 Julia Elyachar, “Rethinking Anthropology of Neoliberalism in the Middle East,” in A Companion to the Anthropology of the Middle East, ed. Soraya Altorki (West Sussex, UK: John Wiley & Sons, Inc., 2015), 411–433; Elyachar and Mastnak, working paper.
 See Elyachar and Mastnak, working paper.
 Umut Özsu, “The Ottoman Empire, the Origins of Extraterritoriality, and International Legal Theory,” in The Oxford Handbook of the Theory of International Law, ed. Anne Orford and Florian Hoffmann (Oxford, UK: Oxford University Press, 2016), 123–137.

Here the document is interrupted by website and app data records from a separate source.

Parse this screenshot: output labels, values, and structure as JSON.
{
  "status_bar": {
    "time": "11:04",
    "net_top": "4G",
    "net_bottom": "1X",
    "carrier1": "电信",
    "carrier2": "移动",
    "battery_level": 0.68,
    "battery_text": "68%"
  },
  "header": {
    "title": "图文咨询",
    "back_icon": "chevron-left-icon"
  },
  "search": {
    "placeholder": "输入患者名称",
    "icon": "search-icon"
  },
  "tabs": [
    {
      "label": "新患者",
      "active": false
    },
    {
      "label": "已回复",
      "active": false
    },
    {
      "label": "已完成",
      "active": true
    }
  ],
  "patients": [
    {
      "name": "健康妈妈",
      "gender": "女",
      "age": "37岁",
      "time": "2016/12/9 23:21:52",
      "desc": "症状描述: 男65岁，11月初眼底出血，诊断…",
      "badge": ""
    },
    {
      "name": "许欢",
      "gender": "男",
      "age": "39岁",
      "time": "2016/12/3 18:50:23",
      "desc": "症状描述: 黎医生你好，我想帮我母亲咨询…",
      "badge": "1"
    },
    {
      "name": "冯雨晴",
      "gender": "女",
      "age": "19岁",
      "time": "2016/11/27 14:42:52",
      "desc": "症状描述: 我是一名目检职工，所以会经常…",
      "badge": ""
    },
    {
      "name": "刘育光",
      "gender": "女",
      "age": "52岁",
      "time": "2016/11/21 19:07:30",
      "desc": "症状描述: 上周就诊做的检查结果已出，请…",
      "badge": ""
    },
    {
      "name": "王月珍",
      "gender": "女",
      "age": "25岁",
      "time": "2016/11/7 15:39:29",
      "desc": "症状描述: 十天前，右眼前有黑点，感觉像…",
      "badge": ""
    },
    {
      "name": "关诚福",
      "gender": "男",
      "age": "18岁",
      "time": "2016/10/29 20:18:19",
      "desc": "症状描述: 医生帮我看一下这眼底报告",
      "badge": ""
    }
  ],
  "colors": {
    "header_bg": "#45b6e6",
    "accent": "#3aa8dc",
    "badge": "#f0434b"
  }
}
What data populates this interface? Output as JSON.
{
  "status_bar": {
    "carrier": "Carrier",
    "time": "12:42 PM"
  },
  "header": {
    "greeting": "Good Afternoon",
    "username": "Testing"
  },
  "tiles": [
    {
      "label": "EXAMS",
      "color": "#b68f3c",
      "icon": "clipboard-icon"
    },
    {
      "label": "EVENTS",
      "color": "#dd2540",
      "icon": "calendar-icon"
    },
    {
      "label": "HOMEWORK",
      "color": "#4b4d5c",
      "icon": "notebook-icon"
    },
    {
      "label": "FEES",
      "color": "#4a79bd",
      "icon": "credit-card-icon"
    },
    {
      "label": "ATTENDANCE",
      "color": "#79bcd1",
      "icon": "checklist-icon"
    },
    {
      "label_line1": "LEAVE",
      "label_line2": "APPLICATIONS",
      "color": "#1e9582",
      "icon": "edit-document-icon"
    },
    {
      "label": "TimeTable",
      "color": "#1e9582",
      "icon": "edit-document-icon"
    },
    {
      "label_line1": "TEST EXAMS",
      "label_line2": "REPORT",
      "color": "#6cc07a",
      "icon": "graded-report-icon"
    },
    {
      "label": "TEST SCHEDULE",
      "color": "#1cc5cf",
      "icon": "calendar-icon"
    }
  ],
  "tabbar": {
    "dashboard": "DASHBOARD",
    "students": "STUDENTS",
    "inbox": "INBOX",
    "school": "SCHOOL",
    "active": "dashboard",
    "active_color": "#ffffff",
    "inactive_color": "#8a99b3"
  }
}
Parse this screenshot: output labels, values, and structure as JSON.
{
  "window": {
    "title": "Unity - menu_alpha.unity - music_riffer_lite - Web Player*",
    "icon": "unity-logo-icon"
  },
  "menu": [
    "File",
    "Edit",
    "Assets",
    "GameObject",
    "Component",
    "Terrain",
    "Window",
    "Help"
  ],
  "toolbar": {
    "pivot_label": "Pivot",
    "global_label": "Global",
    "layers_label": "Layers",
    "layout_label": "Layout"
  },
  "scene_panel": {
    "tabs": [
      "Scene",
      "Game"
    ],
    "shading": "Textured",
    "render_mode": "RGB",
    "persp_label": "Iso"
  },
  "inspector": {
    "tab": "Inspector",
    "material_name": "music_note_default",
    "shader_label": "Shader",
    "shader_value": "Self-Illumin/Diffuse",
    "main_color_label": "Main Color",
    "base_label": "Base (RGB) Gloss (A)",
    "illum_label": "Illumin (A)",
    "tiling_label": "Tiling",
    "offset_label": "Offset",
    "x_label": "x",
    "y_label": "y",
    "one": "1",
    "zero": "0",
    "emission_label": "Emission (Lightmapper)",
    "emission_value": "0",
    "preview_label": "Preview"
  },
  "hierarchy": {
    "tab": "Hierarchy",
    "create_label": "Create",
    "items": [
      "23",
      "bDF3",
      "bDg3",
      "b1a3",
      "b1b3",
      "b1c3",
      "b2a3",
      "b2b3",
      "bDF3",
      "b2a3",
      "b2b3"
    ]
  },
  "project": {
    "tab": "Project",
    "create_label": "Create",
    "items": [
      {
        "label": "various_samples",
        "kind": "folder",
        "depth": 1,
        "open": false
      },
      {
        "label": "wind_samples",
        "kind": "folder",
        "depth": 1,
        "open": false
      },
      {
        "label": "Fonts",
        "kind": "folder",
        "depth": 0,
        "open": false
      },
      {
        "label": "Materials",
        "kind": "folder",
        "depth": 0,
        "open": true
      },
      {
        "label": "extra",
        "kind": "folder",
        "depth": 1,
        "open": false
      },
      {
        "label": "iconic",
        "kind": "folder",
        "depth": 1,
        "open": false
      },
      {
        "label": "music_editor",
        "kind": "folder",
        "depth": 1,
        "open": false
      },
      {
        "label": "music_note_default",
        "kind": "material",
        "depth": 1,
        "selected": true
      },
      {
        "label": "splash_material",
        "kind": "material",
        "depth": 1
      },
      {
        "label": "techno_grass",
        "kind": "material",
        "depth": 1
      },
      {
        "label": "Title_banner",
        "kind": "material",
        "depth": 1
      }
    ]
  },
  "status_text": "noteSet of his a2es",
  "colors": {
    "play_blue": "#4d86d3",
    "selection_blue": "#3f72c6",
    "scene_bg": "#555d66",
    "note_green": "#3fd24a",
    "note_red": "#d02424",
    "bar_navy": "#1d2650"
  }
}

 Early neoliberals saw socialists as “voluntary primitives” who willfully stripped themselves of the price system and thus rationality itself. See Julia Elyachar, “Neoliberalism, Rationality, and the Savage Slot,” in Mutant Neoliberal- ism: Market Rule and Political Rupture, ed. William Callison and Zachary Manfredi (New York: Fordham University Press, 2019).
 I spell out this argument in my forthcoming book A Semiotic Political Economy: Social Infrastructures, Phatic Labor, and Theory from the Semi-Civilized.
 See David Graeber, Bullshit Jobs: A Theory (New York: Simon and Schuster, 2018).
 Matthew Desmond, “American Capitalism is Brutal. You Can Trace That to the Plantation,” New York Times Magazine, The 1619 Project, 14 August 2019, https://www.nytimes.com/interactive/2019/08/14/magazine/slavery-capitalism. html; Caitlin Rosenthal, Accounting for Slavery: Masters and Management (Cambridge, MA: Harvard University Press, 2018); Eric Williams, Capitalism and Slavery (With a new introduction by Colin A. Palmer), rev. ed. (1944; repr., Chapel Hill: The University of North Carolina Press, 1994).
 William Deringer, Calculated Values: Finance, Politics, and the Quantitative Age (Cambridge, MA: Harvard University Press, 2018).
 On the Portuguese in Malabar, see Charles Ralph Boxer, The Portuguese Seaborne Empire: 1415–1825 (London: Hutchinson of London, 1969).
 Rosenthal, 2018. Note that I am here implicitly challenging Rosenthal’s claim that those techniques developed specifically in relation to slavery. Like Deringer, I think it a broader phenomenon, in which the Levant Company and the Levant trade was a crucial and overlooked part.
 Elyachar, A Semiotic Political Economy. 19 Rosenthal, 2018; Sven Beckert, Empire of Cotton: A Global History (New York: Vintage Press, 2015).
 Rosenthal, 2018; Sven Beckert, Empire of Cotton: A Global History (New York: Vintage Press, 2015).
 On the well-protected domains, see Selim Deringil, The Well Protected Domains: Ideology and the Legitimation of Power in the Ottoman Empire 1876– 1909 (Oxford and New York: I.b. Tauris Publishers, 2000). I develop the argument in this paragraph further in Elyachar, “Factories.”